Once the government has determined it needs the property, the parties must either agree to a sales price or the government must start a condemnation lawsuit – the result of which is a judgment that transfers title to the government and determines what amount of just compensation is to be paid to the owner. The process begins with the government making an offer to pay its just compensation amount to the property owner. In most cases the condemnee will hire its own appraiser to calculate just compensation, and it is typical that the government’s determination of just compensation is lower than the property owners calculation. If this is not the case, the owner will most likely accept the condemnor’s initial offer. If the numbers are close enough, often times a compromise can be reached before litigation begins or early in the process. However, where the numbers are far apart and both sides cannot agree to a number, the case will proceed to trial, where a judge or jury will determine the just compensation amount. At trial, each side will attempt to show that its appraiser’s calculation was more accurate, and may bring forward experts to testify as to why certain circumstances should or should not impact the value of the property. The judge or jury is entitled to select either number or choose its own number somewhere in between. If the property owner obtains a judgment that is ten percent higher than the government’s offer made 30-days prior to trial, the property owner will be entitled to its reasonable attorney’s fees.
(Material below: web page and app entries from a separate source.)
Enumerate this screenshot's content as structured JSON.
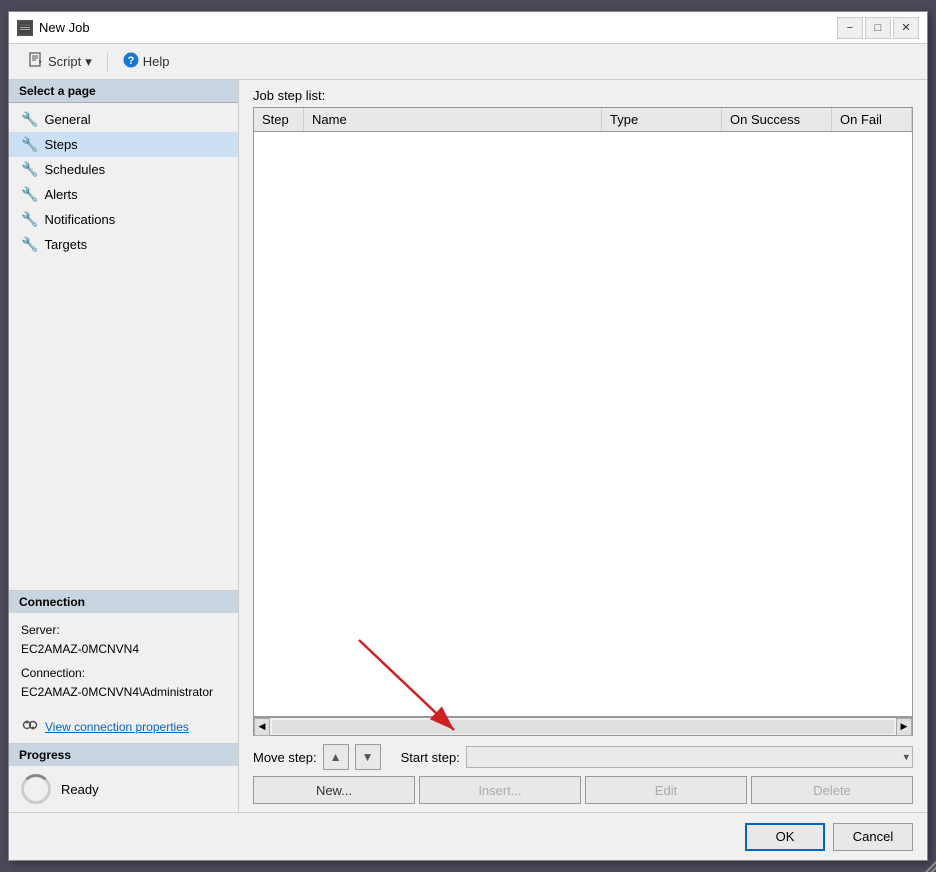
{
  "window": {
    "title": "New Job",
    "icon": "⊞"
  },
  "toolbar": {
    "script_label": "Script",
    "script_dropdown": "▾",
    "help_label": "Help"
  },
  "sidebar": {
    "section_header": "Select a page",
    "items": [
      {
        "id": "general",
        "label": "General"
      },
      {
        "id": "steps",
        "label": "Steps"
      },
      {
        "id": "schedules",
        "label": "Schedules"
      },
      {
        "id": "alerts",
        "label": "Alerts"
      },
      {
        "id": "notifications",
        "label": "Notifications"
      },
      {
        "id": "targets",
        "label": "Targets"
      }
    ]
  },
  "connection": {
    "header": "Connection",
    "server_label": "Server:",
    "server_value": "EC2AMAZ-0MCNVN4",
    "connection_label": "Connection:",
    "connection_value": "EC2AMAZ-0MCNVN4\\Administrator",
    "view_link": "View connection properties"
  },
  "progress": {
    "header": "Progress",
    "status": "Ready"
  },
  "main": {
    "panel_label": "Job step list:",
    "table": {
      "columns": [
        "Step",
        "Name",
        "Type",
        "On Success",
        "On Fail"
      ]
    }
  },
  "controls": {
    "move_step_label": "Move step:",
    "move_up_label": "▲",
    "move_down_label": "▼",
    "start_step_label": "Start step:",
    "buttons": {
      "new": "New...",
      "insert": "Insert...",
      "edit": "Edit",
      "delete": "Delete"
    }
  },
  "footer": {
    "ok_label": "OK",
    "cancel_label": "Cancel"
  }
}
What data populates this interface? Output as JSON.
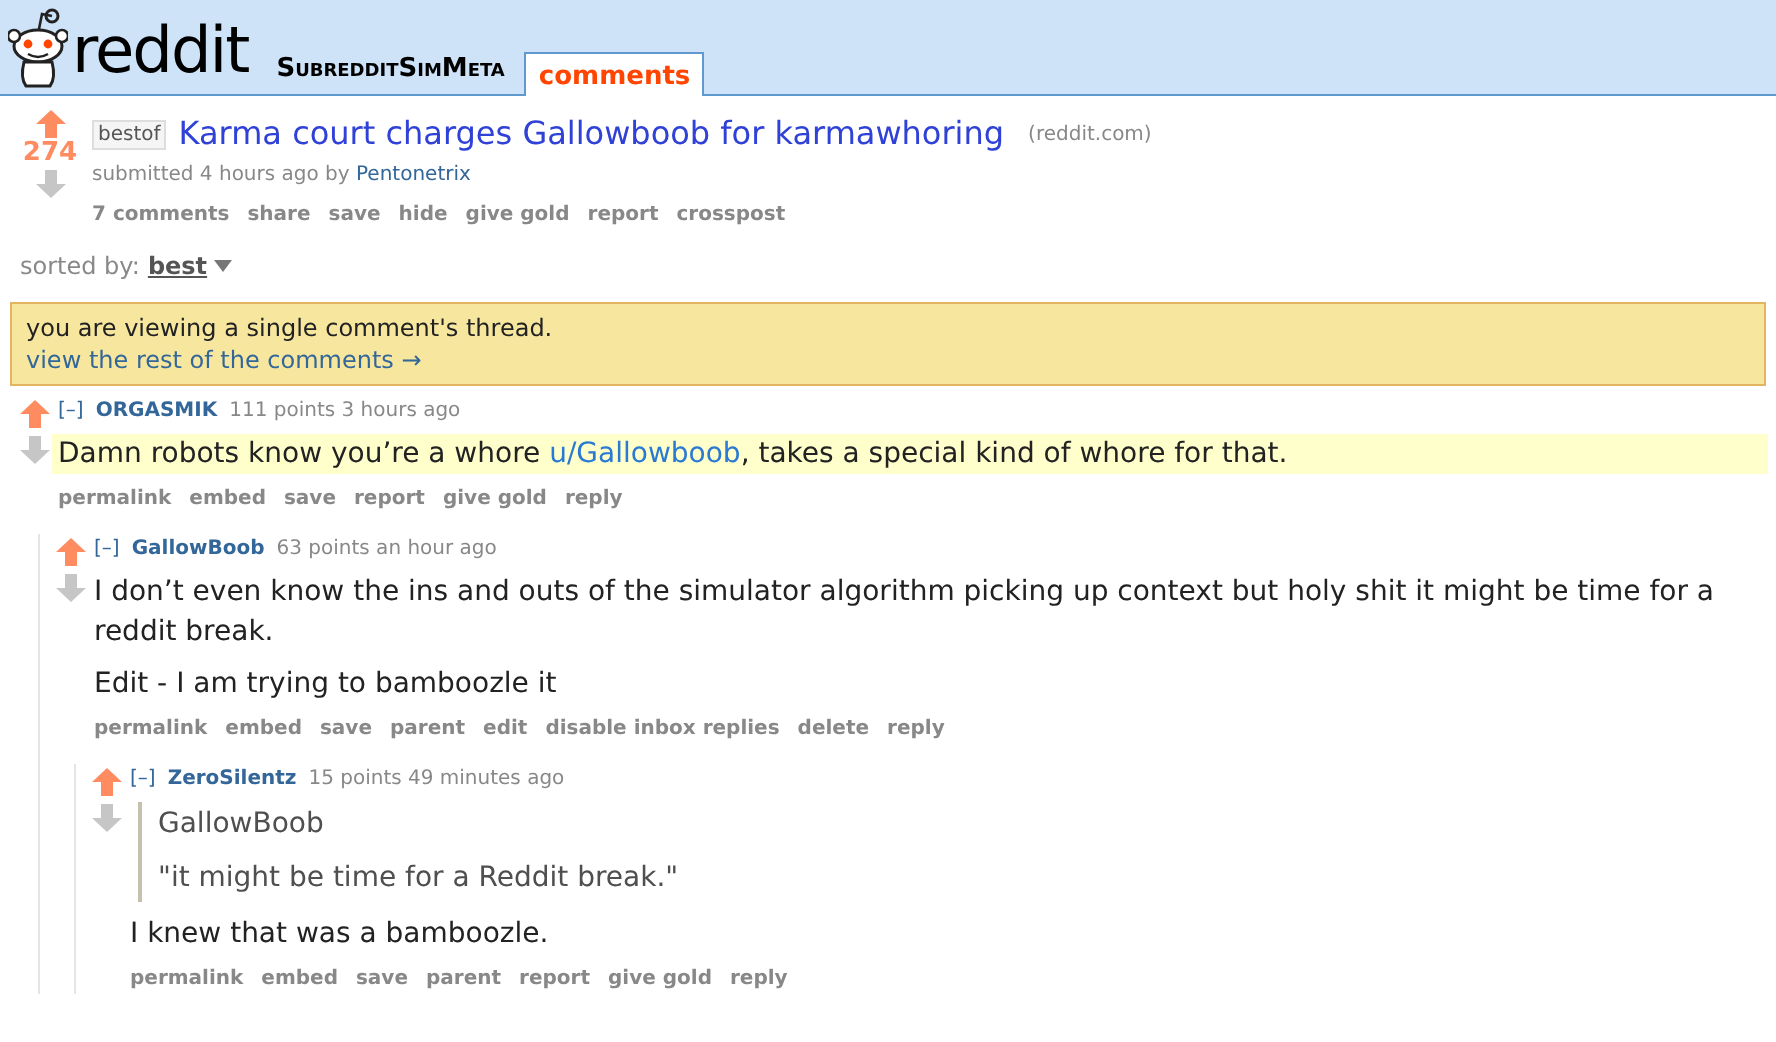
{
  "header": {
    "logo": "reddit",
    "subreddit": "SubredditSimMeta",
    "tabs": [
      {
        "label": "comments",
        "selected": true
      }
    ]
  },
  "post": {
    "upvoted": true,
    "score": "274",
    "flair": "bestof",
    "title": "Karma court charges Gallowboob for karmawhoring",
    "domain": "(reddit.com)",
    "submitted": "submitted 4 hours ago by",
    "author": "Pentonetrix",
    "actions": [
      "7 comments",
      "share",
      "save",
      "hide",
      "give gold",
      "report",
      "crosspost"
    ]
  },
  "sort": {
    "label": "sorted by:",
    "value": "best"
  },
  "notice": {
    "text": "you are viewing a single comment's thread.",
    "link": "view the rest of the comments →"
  },
  "comments": [
    {
      "collapse": "[–]",
      "author": "ORGASMIK",
      "meta": "111 points 3 hours ago",
      "upvoted": true,
      "highlighted": true,
      "body": [
        {
          "kind": "text",
          "parts": [
            {
              "text": "Damn robots know you’re a whore "
            },
            {
              "text": "u/Gallowboob",
              "link": true
            },
            {
              "text": ", takes a special kind of whore for that."
            }
          ]
        }
      ],
      "actions": [
        "permalink",
        "embed",
        "save",
        "report",
        "give gold",
        "reply"
      ],
      "children": [
        {
          "collapse": "[–]",
          "author": "GallowBoob",
          "meta": "63 points an hour ago",
          "upvoted": true,
          "highlighted": false,
          "body": [
            {
              "kind": "text",
              "parts": [
                {
                  "text": "I don’t even know the ins and outs of the simulator algorithm picking up context but holy shit it might be time for a reddit break."
                }
              ]
            },
            {
              "kind": "text",
              "parts": [
                {
                  "text": "Edit - I am trying to bamboozle it"
                }
              ]
            }
          ],
          "actions": [
            "permalink",
            "embed",
            "save",
            "parent",
            "edit",
            "disable inbox replies",
            "delete",
            "reply"
          ],
          "children": [
            {
              "collapse": "[–]",
              "author": "ZeroSilentz",
              "meta": "15 points 49 minutes ago",
              "upvoted": true,
              "highlighted": false,
              "body": [
                {
                  "kind": "quote",
                  "lines": [
                    "GallowBoob",
                    "\"it might be time for a Reddit break.\""
                  ]
                },
                {
                  "kind": "text",
                  "parts": [
                    {
                      "text": "I knew that was a bamboozle."
                    }
                  ]
                }
              ],
              "actions": [
                "permalink",
                "embed",
                "save",
                "parent",
                "report",
                "give gold",
                "reply"
              ]
            }
          ]
        }
      ]
    }
  ]
}
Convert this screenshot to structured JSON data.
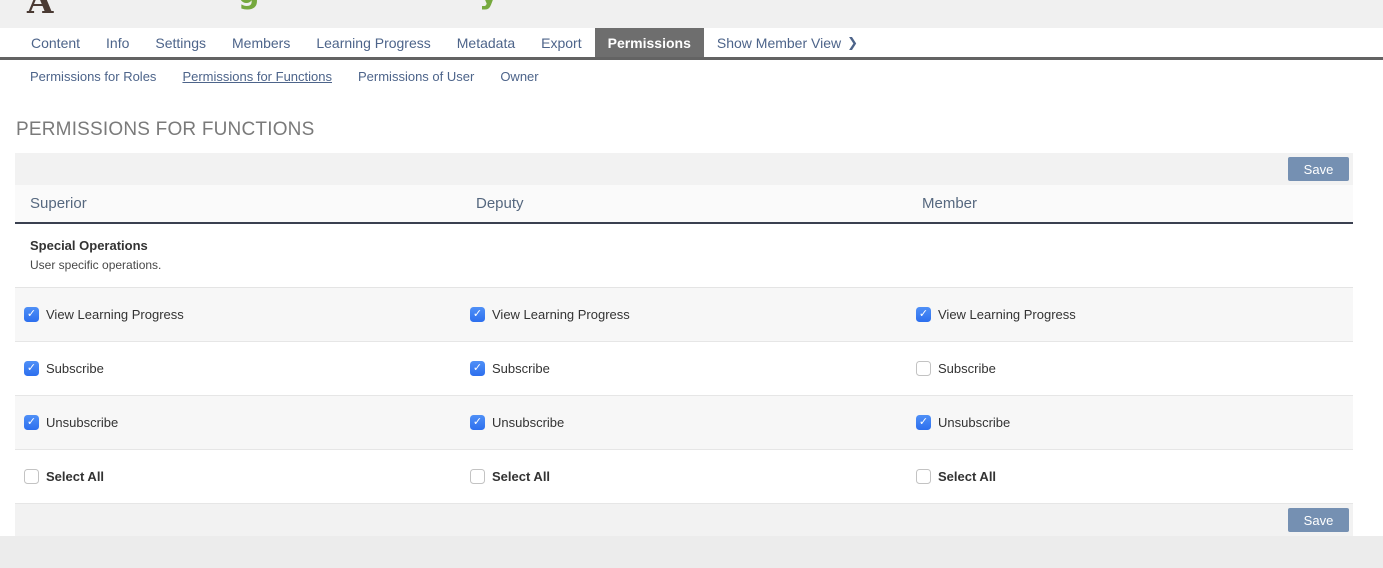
{
  "header": {
    "cropped_title_fragments": [
      {
        "glyph": "A",
        "color": "#4a3a33"
      },
      {
        "glyph": "g",
        "color": "#76a93e"
      },
      {
        "glyph": "y",
        "color": "#76a93e"
      }
    ]
  },
  "tabs": {
    "items": [
      "Content",
      "Info",
      "Settings",
      "Members",
      "Learning Progress",
      "Metadata",
      "Export",
      "Permissions"
    ],
    "active": "Permissions",
    "member_view": {
      "label": "Show Member View",
      "chevron": "❯"
    }
  },
  "subtabs": {
    "items": [
      "Permissions for Roles",
      "Permissions for Functions",
      "Permissions of User",
      "Owner"
    ],
    "active": "Permissions for Functions"
  },
  "page": {
    "title": "PERMISSIONS FOR FUNCTIONS"
  },
  "toolbar": {
    "save_label": "Save"
  },
  "table": {
    "columns": [
      "Superior",
      "Deputy",
      "Member"
    ],
    "section": {
      "title": "Special Operations",
      "description": "User specific operations."
    },
    "rows": [
      {
        "label": "View Learning Progress",
        "checked": [
          true,
          true,
          true
        ]
      },
      {
        "label": "Subscribe",
        "checked": [
          true,
          true,
          false
        ]
      },
      {
        "label": "Unsubscribe",
        "checked": [
          true,
          true,
          true
        ]
      },
      {
        "label": "Select All",
        "checked": [
          false,
          false,
          false
        ]
      }
    ]
  },
  "footer": {
    "save_label": "Save"
  },
  "colors": {
    "checkbox_blue": "#3b7df2",
    "save_button": "#7590b2",
    "active_tab_bg": "#6e6e6e",
    "tab_text": "#4d648a",
    "tabbar_border": "#636363",
    "heading_gray": "#7a7a7a",
    "header_row_border": "#3a4050",
    "fragment_green": "#76a93e",
    "fragment_brown": "#4a3a33"
  }
}
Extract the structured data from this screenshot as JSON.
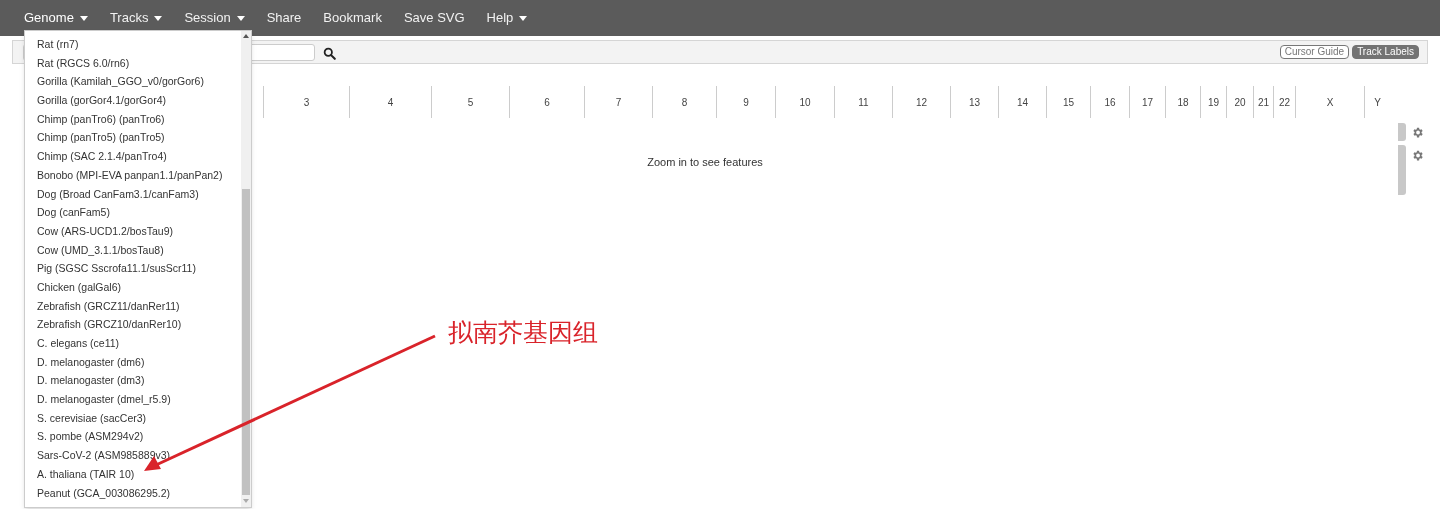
{
  "navbar": {
    "menus": [
      {
        "label": "Genome",
        "dropdown": true,
        "expanded": true
      },
      {
        "label": "Tracks",
        "dropdown": true,
        "expanded": false
      },
      {
        "label": "Session",
        "dropdown": true,
        "expanded": false
      },
      {
        "label": "Share",
        "dropdown": false,
        "expanded": false
      },
      {
        "label": "Bookmark",
        "dropdown": false,
        "expanded": false
      },
      {
        "label": "Save SVG",
        "dropdown": false,
        "expanded": false
      },
      {
        "label": "Help",
        "dropdown": true,
        "expanded": false
      }
    ]
  },
  "toolbar": {
    "toggles": [
      {
        "label": "Cursor Guide",
        "selected": false
      },
      {
        "label": "Track Labels",
        "selected": true
      }
    ]
  },
  "ideogram": {
    "chromosomes": [
      "3",
      "4",
      "5",
      "6",
      "7",
      "8",
      "9",
      "10",
      "11",
      "12",
      "13",
      "14",
      "15",
      "16",
      "17",
      "18",
      "19",
      "20",
      "21",
      "22",
      "X",
      "Y"
    ]
  },
  "message": "Zoom in to see features",
  "genome_menu": {
    "items": [
      "Rat (rn7)",
      "Rat (RGCS 6.0/rn6)",
      "Gorilla (Kamilah_GGO_v0/gorGor6)",
      "Gorilla (gorGor4.1/gorGor4)",
      "Chimp (panTro6) (panTro6)",
      "Chimp (panTro5) (panTro5)",
      "Chimp (SAC 2.1.4/panTro4)",
      "Bonobo (MPI-EVA panpan1.1/panPan2)",
      "Dog (Broad CanFam3.1/canFam3)",
      "Dog (canFam5)",
      "Cow (ARS-UCD1.2/bosTau9)",
      "Cow (UMD_3.1.1/bosTau8)",
      "Pig (SGSC Sscrofa11.1/susScr11)",
      "Chicken (galGal6)",
      "Zebrafish (GRCZ11/danRer11)",
      "Zebrafish (GRCZ10/danRer10)",
      "C. elegans (ce11)",
      "D. melanogaster (dm6)",
      "D. melanogaster (dm3)",
      "D. melanogaster (dmel_r5.9)",
      "S. cerevisiae (sacCer3)",
      "S. pombe (ASM294v2)",
      "Sars-CoV-2 (ASM985889v3)",
      "A. thaliana (TAIR 10)",
      "Peanut (GCA_003086295.2)"
    ]
  },
  "annotation": {
    "text": "拟南芥基因组"
  }
}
Beyond “just compensation,” you also may be entitled to be reimbursement for other costs. Often times money is available to the owner to pay an appraiser to evaluate the government’s offer, particularly when federal money is used to fund the project or the government agency has a policy requiring this. Under some circumstances, owners may be entitled to reasonable attorney’s fees for time spent evaluating the agency’s offer (but not typically for time spent advocating for a higher award for just compensation). If an owner is required to relocate to another property, they may also be entitled to moving expenses, depending upon agency policies and funding sources.